→ PROBLEM REQUIREMENTS: Exact copies of all the lines below are wanted, without a single picture.

[Items from a dataset]
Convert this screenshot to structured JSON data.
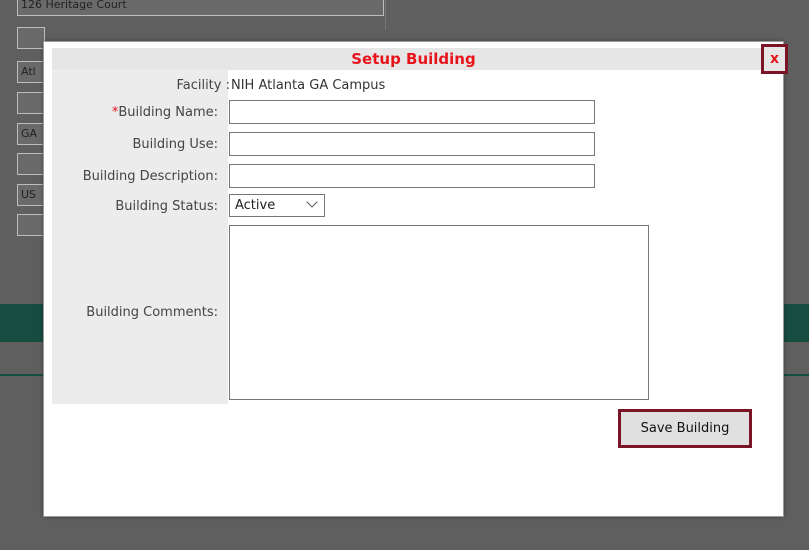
{
  "background": {
    "address_line": "126 Heritage Court",
    "city_fragment": "Atl",
    "state_fragment": "GA",
    "country_fragment": "US"
  },
  "dialog": {
    "title": "Setup Building",
    "close_label": "x",
    "facility_label": "Facility :",
    "facility_value": "NIH Atlanta GA Campus",
    "required_marker": "*",
    "building_name_label": "Building Name:",
    "building_name_value": "",
    "building_use_label": "Building Use:",
    "building_use_value": "",
    "building_description_label": "Building Description:",
    "building_description_value": "",
    "building_status_label": "Building Status:",
    "building_status_value": "Active",
    "building_comments_label": "Building Comments:",
    "building_comments_value": "",
    "save_label": "Save Building"
  },
  "colors": {
    "title": "#e8141c",
    "required": "#e8141c",
    "accent_border": "#7b1427",
    "background_band": "#0f4a3e"
  },
  "icons": {
    "close": "close-icon",
    "dropdown": "chevron-down-icon"
  }
}
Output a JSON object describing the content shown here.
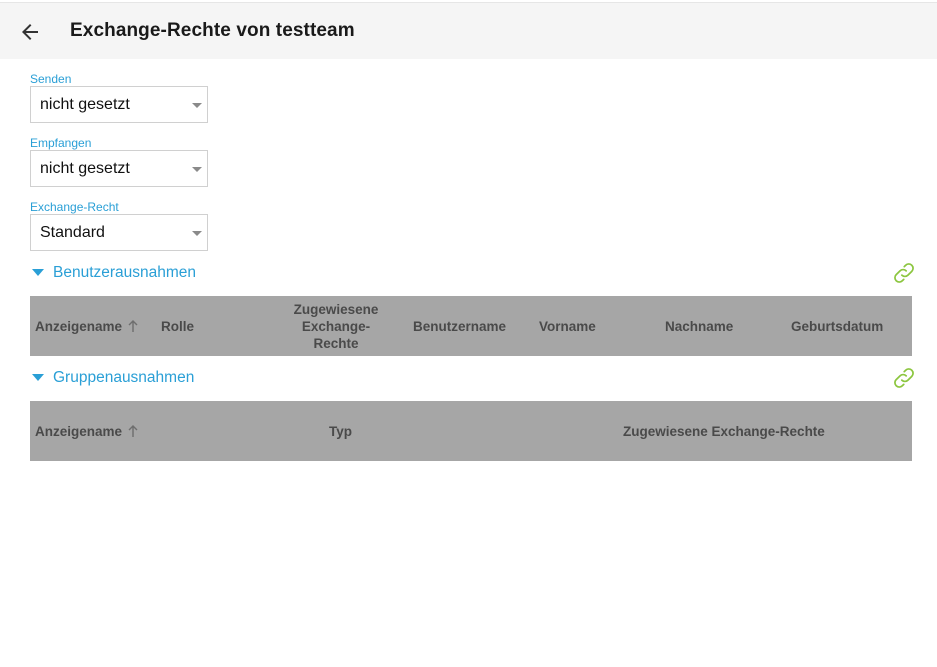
{
  "header": {
    "title": "Exchange-Rechte von testteam",
    "back_icon": "arrow-left-icon"
  },
  "fields": {
    "senden": {
      "label": "Senden",
      "value": "nicht gesetzt"
    },
    "empfangen": {
      "label": "Empfangen",
      "value": "nicht gesetzt"
    },
    "exchange_recht": {
      "label": "Exchange-Recht",
      "value": "Standard"
    }
  },
  "sections": {
    "benutzer": {
      "label": "Benutzerausnahmen",
      "columns": [
        "Anzeigename",
        "Rolle",
        "Zugewiesene Exchange-Rechte",
        "Benutzername",
        "Vorname",
        "Nachname",
        "Geburtsdatum"
      ]
    },
    "gruppen": {
      "label": "Gruppenausnahmen",
      "columns": [
        "Anzeigename",
        "Typ",
        "Zugewiesene Exchange-Rechte"
      ]
    }
  },
  "colors": {
    "accent": "#2a9fd6",
    "link_icon": "#8cc63f",
    "table_header": "#a6a6a6",
    "header_bg": "#f5f5f5"
  }
}
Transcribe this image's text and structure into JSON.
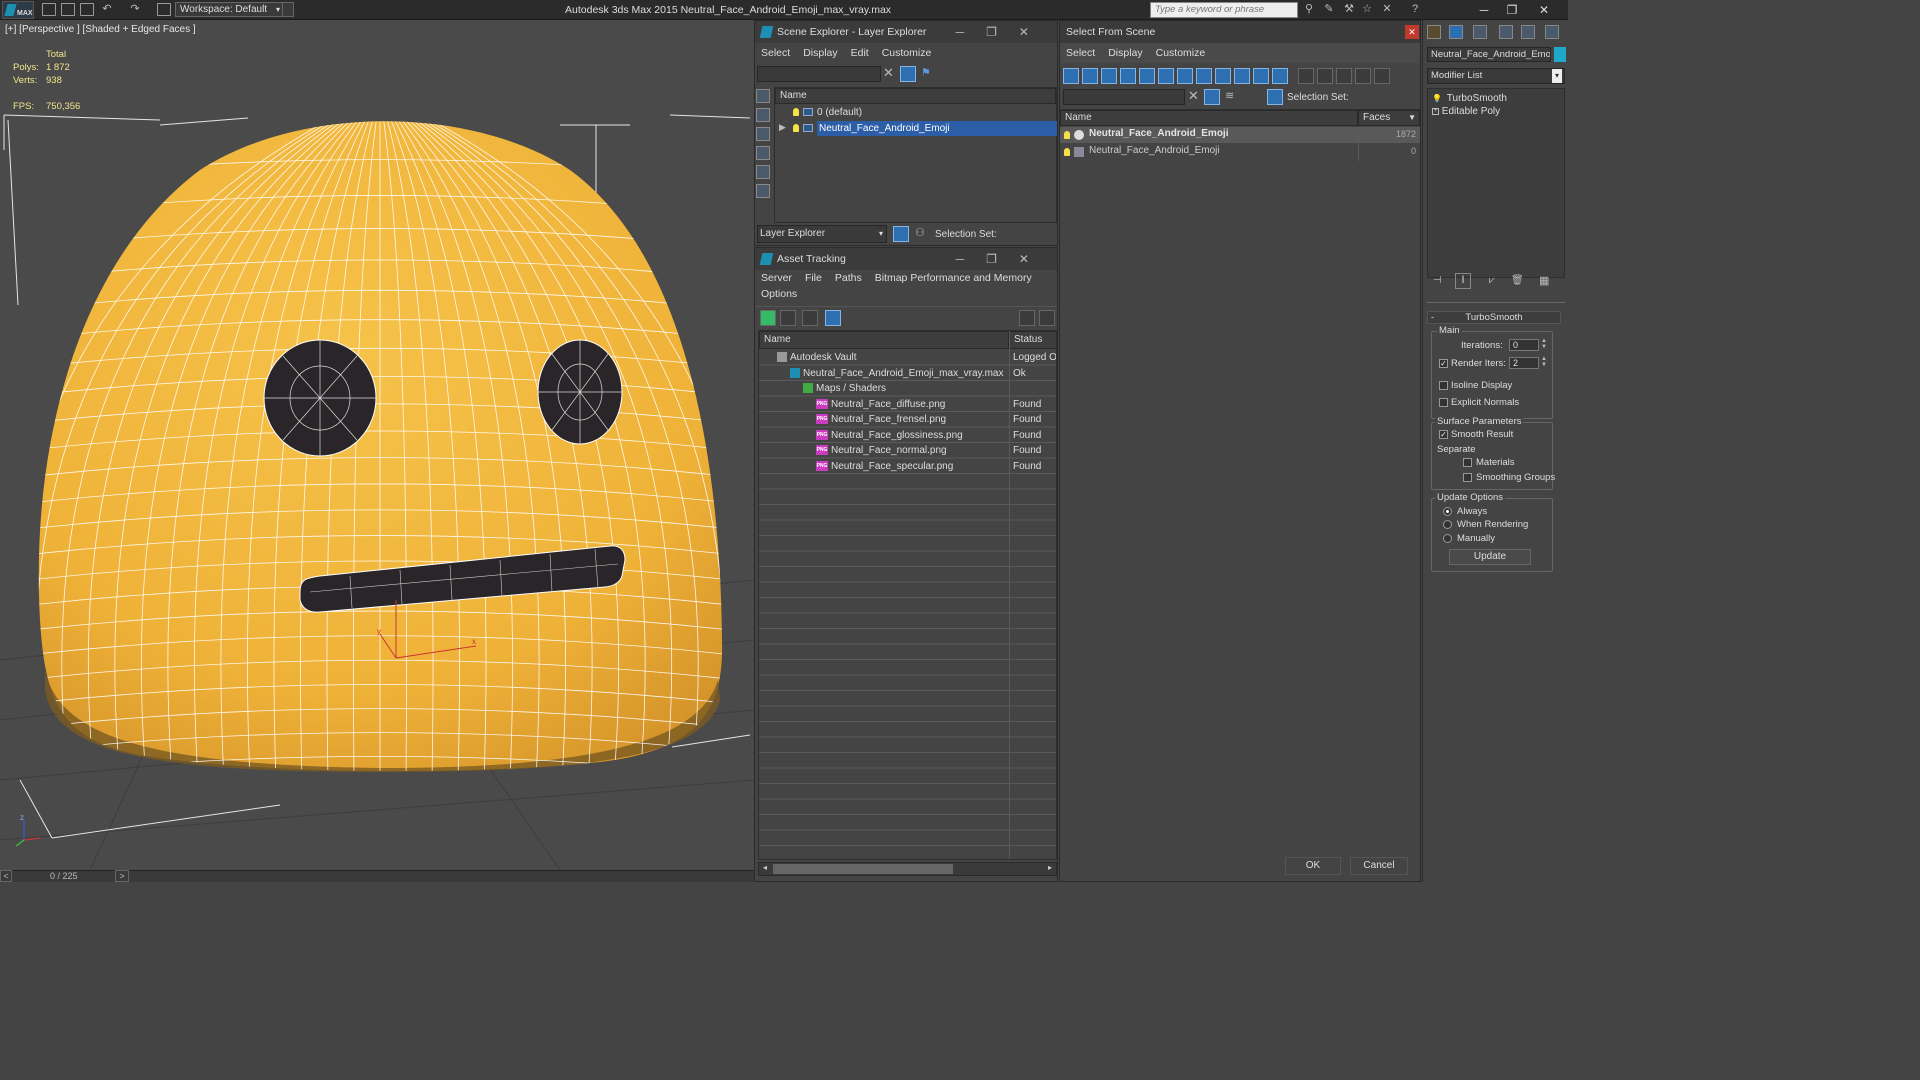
{
  "app": {
    "title": "Autodesk 3ds Max  2015     Neutral_Face_Android_Emoji_max_vray.max",
    "logo_text": "MAX",
    "workspace": "Workspace: Default",
    "search_placeholder": "Type a keyword or phrase"
  },
  "viewport": {
    "label": "[+] [Perspective ] [Shaded + Edged Faces ]",
    "stats": {
      "total_label": "Total",
      "polys_label": "Polys:",
      "polys_value": "1 872",
      "verts_label": "Verts:",
      "verts_value": "938",
      "fps_label": "FPS:",
      "fps_value": "750,356"
    },
    "gizmo": {
      "x": "x",
      "y": "y",
      "z": "z"
    },
    "colors": {
      "face": "#f1b43a",
      "background": "#4a4a4a"
    }
  },
  "timeline": {
    "frame": "0 / 225",
    "prev": "<",
    "next": ">"
  },
  "scene_explorer": {
    "title": "Scene Explorer - Layer Explorer",
    "menu": [
      "Select",
      "Display",
      "Edit",
      "Customize"
    ],
    "column_name": "Name",
    "rows": [
      {
        "label": "0 (default)",
        "selected": false
      },
      {
        "label": "Neutral_Face_Android_Emoji",
        "selected": true
      }
    ],
    "footer_dropdown": "Layer Explorer",
    "selection_set_label": "Selection Set:"
  },
  "asset_tracking": {
    "title": "Asset Tracking",
    "menu": [
      "Server",
      "File",
      "Paths",
      "Bitmap Performance and Memory"
    ],
    "menu2": "Options",
    "col_name": "Name",
    "col_status": "Status",
    "rows": [
      {
        "name": "Autodesk Vault",
        "status": "Logged Ou",
        "indent": 0,
        "icon": "vault"
      },
      {
        "name": "Neutral_Face_Android_Emoji_max_vray.max",
        "status": "Ok",
        "indent": 1,
        "icon": "max"
      },
      {
        "name": "Maps / Shaders",
        "status": "",
        "indent": 2,
        "icon": "maps"
      },
      {
        "name": "Neutral_Face_diffuse.png",
        "status": "Found",
        "indent": 3,
        "icon": "png"
      },
      {
        "name": "Neutral_Face_frensel.png",
        "status": "Found",
        "indent": 3,
        "icon": "png"
      },
      {
        "name": "Neutral_Face_glossiness.png",
        "status": "Found",
        "indent": 3,
        "icon": "png"
      },
      {
        "name": "Neutral_Face_normal.png",
        "status": "Found",
        "indent": 3,
        "icon": "png"
      },
      {
        "name": "Neutral_Face_specular.png",
        "status": "Found",
        "indent": 3,
        "icon": "png"
      }
    ],
    "png_badge": "PNG"
  },
  "select_from_scene": {
    "title": "Select From Scene",
    "menu": [
      "Select",
      "Display",
      "Customize"
    ],
    "selection_set_label": "Selection Set:",
    "col_name": "Name",
    "col_faces": "Faces",
    "rows": [
      {
        "name": "Neutral_Face_Android_Emoji",
        "faces": "1872",
        "bold": true
      },
      {
        "name": "Neutral_Face_Android_Emoji",
        "faces": "0",
        "bold": false
      }
    ],
    "ok": "OK",
    "cancel": "Cancel"
  },
  "modifier_panel": {
    "object_name": "Neutral_Face_Android_Emoji",
    "modifier_list": "Modifier List",
    "stack": [
      "TurboSmooth",
      "Editable Poly"
    ],
    "rollout_title": "TurboSmooth",
    "main_label": "Main",
    "iterations_label": "Iterations:",
    "iterations_value": "0",
    "render_iters_label": "Render Iters:",
    "render_iters_value": "2",
    "isoline": "Isoline Display",
    "explicit_normals": "Explicit Normals",
    "surface_params": "Surface Parameters",
    "smooth_result": "Smooth Result",
    "separate": "Separate",
    "materials": "Materials",
    "smoothing_groups": "Smoothing Groups",
    "update_options": "Update Options",
    "always": "Always",
    "when_rendering": "When Rendering",
    "manually": "Manually",
    "update_btn": "Update"
  }
}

→ YOUR RESPONSE:
Convert this screenshot to structured JSON data.
{
  "background": {
    "address_line": "126 Heritage Court",
    "city_fragment": "Atl",
    "state_fragment": "GA",
    "country_fragment": "US"
  },
  "dialog": {
    "title": "Setup Building",
    "close_label": "x",
    "facility_label": "Facility :",
    "facility_value": "NIH Atlanta GA Campus",
    "required_marker": "*",
    "building_name_label": "Building Name:",
    "building_name_value": "",
    "building_use_label": "Building Use:",
    "building_use_value": "",
    "building_description_label": "Building Description:",
    "building_description_value": "",
    "building_status_label": "Building Status:",
    "building_status_value": "Active",
    "building_comments_label": "Building Comments:",
    "building_comments_value": "",
    "save_label": "Save Building"
  },
  "colors": {
    "title": "#e8141c",
    "required": "#e8141c",
    "accent_border": "#7b1427",
    "background_band": "#0f4a3e"
  },
  "icons": {
    "close": "close-icon",
    "dropdown": "chevron-down-icon"
  }
}
Output a JSON object describing the content shown here.
{
  "header": {
    "title": "Exchange-Rechte von testteam",
    "back_icon": "arrow-left-icon"
  },
  "fields": {
    "senden": {
      "label": "Senden",
      "value": "nicht gesetzt"
    },
    "empfangen": {
      "label": "Empfangen",
      "value": "nicht gesetzt"
    },
    "exchange_recht": {
      "label": "Exchange-Recht",
      "value": "Standard"
    }
  },
  "sections": {
    "benutzer": {
      "label": "Benutzerausnahmen",
      "columns": [
        "Anzeigename",
        "Rolle",
        "Zugewiesene Exchange-Rechte",
        "Benutzername",
        "Vorname",
        "Nachname",
        "Geburtsdatum"
      ]
    },
    "gruppen": {
      "label": "Gruppenausnahmen",
      "columns": [
        "Anzeigename",
        "Typ",
        "Zugewiesene Exchange-Rechte"
      ]
    }
  },
  "colors": {
    "accent": "#2a9fd6",
    "link_icon": "#8cc63f",
    "table_header": "#a6a6a6",
    "header_bg": "#f5f5f5"
  }
}
Transcribe this image's text and structure into JSON.
{
  "app": {
    "title": "Autodesk 3ds Max  2015     Neutral_Face_Android_Emoji_max_vray.max",
    "logo_text": "MAX",
    "workspace": "Workspace: Default",
    "search_placeholder": "Type a keyword or phrase"
  },
  "viewport": {
    "label": "[+] [Perspective ] [Shaded + Edged Faces ]",
    "stats": {
      "total_label": "Total",
      "polys_label": "Polys:",
      "polys_value": "1 872",
      "verts_label": "Verts:",
      "verts_value": "938",
      "fps_label": "FPS:",
      "fps_value": "750,356"
    },
    "gizmo": {
      "x": "x",
      "y": "y",
      "z": "z"
    },
    "colors": {
      "face": "#f1b43a",
      "background": "#4a4a4a"
    }
  },
  "timeline": {
    "frame": "0 / 225",
    "prev": "<",
    "next": ">"
  },
  "scene_explorer": {
    "title": "Scene Explorer - Layer Explorer",
    "menu": [
      "Select",
      "Display",
      "Edit",
      "Customize"
    ],
    "column_name": "Name",
    "rows": [
      {
        "label": "0 (default)",
        "selected": false
      },
      {
        "label": "Neutral_Face_Android_Emoji",
        "selected": true
      }
    ],
    "footer_dropdown": "Layer Explorer",
    "selection_set_label": "Selection Set:"
  },
  "asset_tracking": {
    "title": "Asset Tracking",
    "menu": [
      "Server",
      "File",
      "Paths",
      "Bitmap Performance and Memory"
    ],
    "menu2": "Options",
    "col_name": "Name",
    "col_status": "Status",
    "rows": [
      {
        "name": "Autodesk Vault",
        "status": "Logged Ou",
        "indent": 0,
        "icon": "vault"
      },
      {
        "name": "Neutral_Face_Android_Emoji_max_vray.max",
        "status": "Ok",
        "indent": 1,
        "icon": "max"
      },
      {
        "name": "Maps / Shaders",
        "status": "",
        "indent": 2,
        "icon": "maps"
      },
      {
        "name": "Neutral_Face_diffuse.png",
        "status": "Found",
        "indent": 3,
        "icon": "png"
      },
      {
        "name": "Neutral_Face_frensel.png",
        "status": "Found",
        "indent": 3,
        "icon": "png"
      },
      {
        "name": "Neutral_Face_glossiness.png",
        "status": "Found",
        "indent": 3,
        "icon": "png"
      },
      {
        "name": "Neutral_Face_normal.png",
        "status": "Found",
        "indent": 3,
        "icon": "png"
      },
      {
        "name": "Neutral_Face_specular.png",
        "status": "Found",
        "indent": 3,
        "icon": "png"
      }
    ],
    "png_badge": "PNG"
  },
  "select_from_scene": {
    "title": "Select From Scene",
    "menu": [
      "Select",
      "Display",
      "Customize"
    ],
    "selection_set_label": "Selection Set:",
    "col_name": "Name",
    "col_faces": "Faces",
    "rows": [
      {
        "name": "Neutral_Face_Android_Emoji",
        "faces": "1872",
        "bold": true
      },
      {
        "name": "Neutral_Face_Android_Emoji",
        "faces": "0",
        "bold": false
      }
    ],
    "ok": "OK",
    "cancel": "Cancel"
  },
  "modifier_panel": {
    "object_name": "Neutral_Face_Android_Emoji",
    "modifier_list": "Modifier List",
    "stack": [
      "TurboSmooth",
      "Editable Poly"
    ],
    "rollout_title": "TurboSmooth",
    "main_label": "Main",
    "iterations_label": "Iterations:",
    "iterations_value": "0",
    "render_iters_label": "Render Iters:",
    "render_iters_value": "2",
    "isoline": "Isoline Display",
    "explicit_normals": "Explicit Normals",
    "surface_params": "Surface Parameters",
    "smooth_result": "Smooth Result",
    "separate": "Separate",
    "materials": "Materials",
    "smoothing_groups": "Smoothing Groups",
    "update_options": "Update Options",
    "always": "Always",
    "when_rendering": "When Rendering",
    "manually": "Manually",
    "update_btn": "Update"
  }
}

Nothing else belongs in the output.